Turkey on Saturday launched new military manoeuvres in the eastern Mediterranean expected to last two weeks, in a sign that heightened tensions between Ankara and Athens were likely to continue.
A dispute over maritime borders and gas drilling rights has reignited the long-running rivalry between Greece and Turkey, with the two neighbors staging rival naval drills.
In a message on NAVTEX, the international maritime navigational telex system, Turkey said it would carry out “shooting exercises” from Saturday until September 11 in a zone off the southern Turkish town of Anamur, north of the island of Cyprus.
Ankara already announced on Thursday that military exercises would take place on Tuesday and Wednesday in a zone further east.
In a sign of the volatility of the situation, Turkey's defense ministry said Friday that fighter jets had on Thursday intercepted six Greek aircraft which were approaching a zone where a Turkish research ship was deployed, forcing them to turn around.

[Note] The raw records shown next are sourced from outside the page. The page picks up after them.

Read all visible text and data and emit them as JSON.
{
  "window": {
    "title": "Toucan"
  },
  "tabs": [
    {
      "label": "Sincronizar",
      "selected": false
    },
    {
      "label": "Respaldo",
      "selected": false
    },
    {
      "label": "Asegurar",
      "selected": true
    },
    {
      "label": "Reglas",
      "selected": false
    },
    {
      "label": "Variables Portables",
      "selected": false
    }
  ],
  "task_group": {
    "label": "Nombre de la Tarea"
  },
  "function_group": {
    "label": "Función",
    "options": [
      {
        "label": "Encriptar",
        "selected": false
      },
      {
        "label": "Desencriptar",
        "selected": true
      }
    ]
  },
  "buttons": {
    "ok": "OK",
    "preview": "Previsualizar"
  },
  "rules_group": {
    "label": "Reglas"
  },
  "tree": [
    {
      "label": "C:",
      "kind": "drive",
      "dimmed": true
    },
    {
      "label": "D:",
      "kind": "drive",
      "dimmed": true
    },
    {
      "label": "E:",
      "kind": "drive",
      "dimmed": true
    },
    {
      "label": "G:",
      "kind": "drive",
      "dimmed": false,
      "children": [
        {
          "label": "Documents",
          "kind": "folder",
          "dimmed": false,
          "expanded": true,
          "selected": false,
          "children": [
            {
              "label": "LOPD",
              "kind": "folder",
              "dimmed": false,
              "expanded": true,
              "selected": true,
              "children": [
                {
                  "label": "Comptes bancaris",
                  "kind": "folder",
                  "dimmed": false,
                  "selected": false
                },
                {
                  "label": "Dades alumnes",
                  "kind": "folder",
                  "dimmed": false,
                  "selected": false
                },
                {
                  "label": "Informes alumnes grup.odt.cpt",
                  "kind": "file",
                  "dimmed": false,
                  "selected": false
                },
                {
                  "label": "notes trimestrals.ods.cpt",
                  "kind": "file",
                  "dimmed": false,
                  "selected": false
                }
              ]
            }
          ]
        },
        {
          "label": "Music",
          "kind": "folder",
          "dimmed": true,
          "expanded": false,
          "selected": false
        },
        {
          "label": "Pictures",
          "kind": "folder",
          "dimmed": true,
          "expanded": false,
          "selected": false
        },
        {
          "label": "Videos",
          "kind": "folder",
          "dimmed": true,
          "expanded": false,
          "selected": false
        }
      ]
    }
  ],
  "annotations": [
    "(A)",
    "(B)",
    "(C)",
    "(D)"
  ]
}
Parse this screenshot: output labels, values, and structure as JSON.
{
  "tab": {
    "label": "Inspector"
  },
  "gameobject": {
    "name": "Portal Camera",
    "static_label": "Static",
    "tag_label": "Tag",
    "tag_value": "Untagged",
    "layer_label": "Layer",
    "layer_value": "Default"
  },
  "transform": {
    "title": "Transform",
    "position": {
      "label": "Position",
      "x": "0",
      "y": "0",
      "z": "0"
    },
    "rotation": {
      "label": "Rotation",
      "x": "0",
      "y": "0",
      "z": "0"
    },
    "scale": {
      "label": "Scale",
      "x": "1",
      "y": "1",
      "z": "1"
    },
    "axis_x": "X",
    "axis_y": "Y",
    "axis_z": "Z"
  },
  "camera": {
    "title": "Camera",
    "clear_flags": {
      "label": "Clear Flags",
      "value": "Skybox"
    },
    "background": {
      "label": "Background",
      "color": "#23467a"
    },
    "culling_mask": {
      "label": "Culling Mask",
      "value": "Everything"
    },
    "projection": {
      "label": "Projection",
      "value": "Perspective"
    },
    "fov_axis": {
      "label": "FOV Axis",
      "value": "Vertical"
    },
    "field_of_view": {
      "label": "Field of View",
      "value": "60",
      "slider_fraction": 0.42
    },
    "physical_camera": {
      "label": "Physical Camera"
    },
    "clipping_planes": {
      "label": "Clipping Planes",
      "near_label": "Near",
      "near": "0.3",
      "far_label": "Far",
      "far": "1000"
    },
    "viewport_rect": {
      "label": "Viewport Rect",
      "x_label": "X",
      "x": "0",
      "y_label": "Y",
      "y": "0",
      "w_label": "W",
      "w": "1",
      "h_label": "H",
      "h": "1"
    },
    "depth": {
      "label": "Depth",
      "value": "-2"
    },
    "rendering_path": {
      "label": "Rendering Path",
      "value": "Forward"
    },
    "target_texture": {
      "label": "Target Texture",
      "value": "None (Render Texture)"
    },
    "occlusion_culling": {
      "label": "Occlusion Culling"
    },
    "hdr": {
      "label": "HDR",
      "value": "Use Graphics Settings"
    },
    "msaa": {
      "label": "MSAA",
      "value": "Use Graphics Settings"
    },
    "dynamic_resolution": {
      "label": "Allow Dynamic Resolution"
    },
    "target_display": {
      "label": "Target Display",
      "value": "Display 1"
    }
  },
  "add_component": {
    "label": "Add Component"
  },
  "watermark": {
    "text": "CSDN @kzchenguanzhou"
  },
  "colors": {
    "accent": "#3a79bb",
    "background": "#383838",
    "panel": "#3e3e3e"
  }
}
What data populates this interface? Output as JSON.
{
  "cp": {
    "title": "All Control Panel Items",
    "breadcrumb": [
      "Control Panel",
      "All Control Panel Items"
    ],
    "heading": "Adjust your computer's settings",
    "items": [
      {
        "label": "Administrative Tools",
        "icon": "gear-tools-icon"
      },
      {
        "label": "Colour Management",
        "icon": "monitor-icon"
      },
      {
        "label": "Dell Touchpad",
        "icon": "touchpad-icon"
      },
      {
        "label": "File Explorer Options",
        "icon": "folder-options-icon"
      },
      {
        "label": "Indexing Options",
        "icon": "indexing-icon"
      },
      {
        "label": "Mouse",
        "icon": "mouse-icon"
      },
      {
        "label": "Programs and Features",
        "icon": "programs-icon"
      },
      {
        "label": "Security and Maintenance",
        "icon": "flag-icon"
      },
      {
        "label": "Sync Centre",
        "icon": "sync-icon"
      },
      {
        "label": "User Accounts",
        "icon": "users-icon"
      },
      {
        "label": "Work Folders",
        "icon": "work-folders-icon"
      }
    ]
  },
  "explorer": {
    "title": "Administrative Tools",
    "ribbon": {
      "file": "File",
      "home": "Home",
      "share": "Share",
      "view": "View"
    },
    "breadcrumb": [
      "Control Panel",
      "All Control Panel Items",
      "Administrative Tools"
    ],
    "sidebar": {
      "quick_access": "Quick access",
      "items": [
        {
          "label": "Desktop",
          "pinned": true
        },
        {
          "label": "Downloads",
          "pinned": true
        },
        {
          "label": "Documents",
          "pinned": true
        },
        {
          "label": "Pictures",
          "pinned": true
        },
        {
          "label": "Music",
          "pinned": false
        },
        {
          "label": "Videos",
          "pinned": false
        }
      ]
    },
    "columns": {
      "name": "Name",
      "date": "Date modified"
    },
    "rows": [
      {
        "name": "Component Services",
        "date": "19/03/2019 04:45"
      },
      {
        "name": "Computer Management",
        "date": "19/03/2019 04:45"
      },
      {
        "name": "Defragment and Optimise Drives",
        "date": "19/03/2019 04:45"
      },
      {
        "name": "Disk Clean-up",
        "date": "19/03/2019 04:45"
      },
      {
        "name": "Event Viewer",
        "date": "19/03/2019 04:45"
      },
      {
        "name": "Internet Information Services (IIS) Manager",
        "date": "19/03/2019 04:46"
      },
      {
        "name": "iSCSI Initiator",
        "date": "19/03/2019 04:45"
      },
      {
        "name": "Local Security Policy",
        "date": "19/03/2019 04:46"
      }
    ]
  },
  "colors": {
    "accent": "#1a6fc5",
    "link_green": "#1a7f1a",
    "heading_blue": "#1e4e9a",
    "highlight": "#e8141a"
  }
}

On the Eastern Mediterranean and Turkey, we are clear and determined in defending EU’s interests and solidarity with Greece and Cyprus. We want to find paths towards a healthier relationship. It is in the mutual interest of both the EU and Turkey pic.twitter.com/uGQeqUkBqd— Josep Borrell Fontelles (@JosepBorrellF) August 28, 2020
It was the deployment of the Turkish research vessel Oruc Reis into Greek waters on August 10 that caused the current spike in tensions.
The EU on Friday warned Turkey it could face fresh sanctions - including tough economic measures - unless progress is made in reducing soaring tensions.
Turkey responded angrily to the warning.
“The fact that the EU is appealing for dialogue on the one hand and at the same time making other plans reflects a lack of sincerity,” Vice President Fuat Oktay said Saturday.
“Turkey will not hesitate to defend its interests,” he said.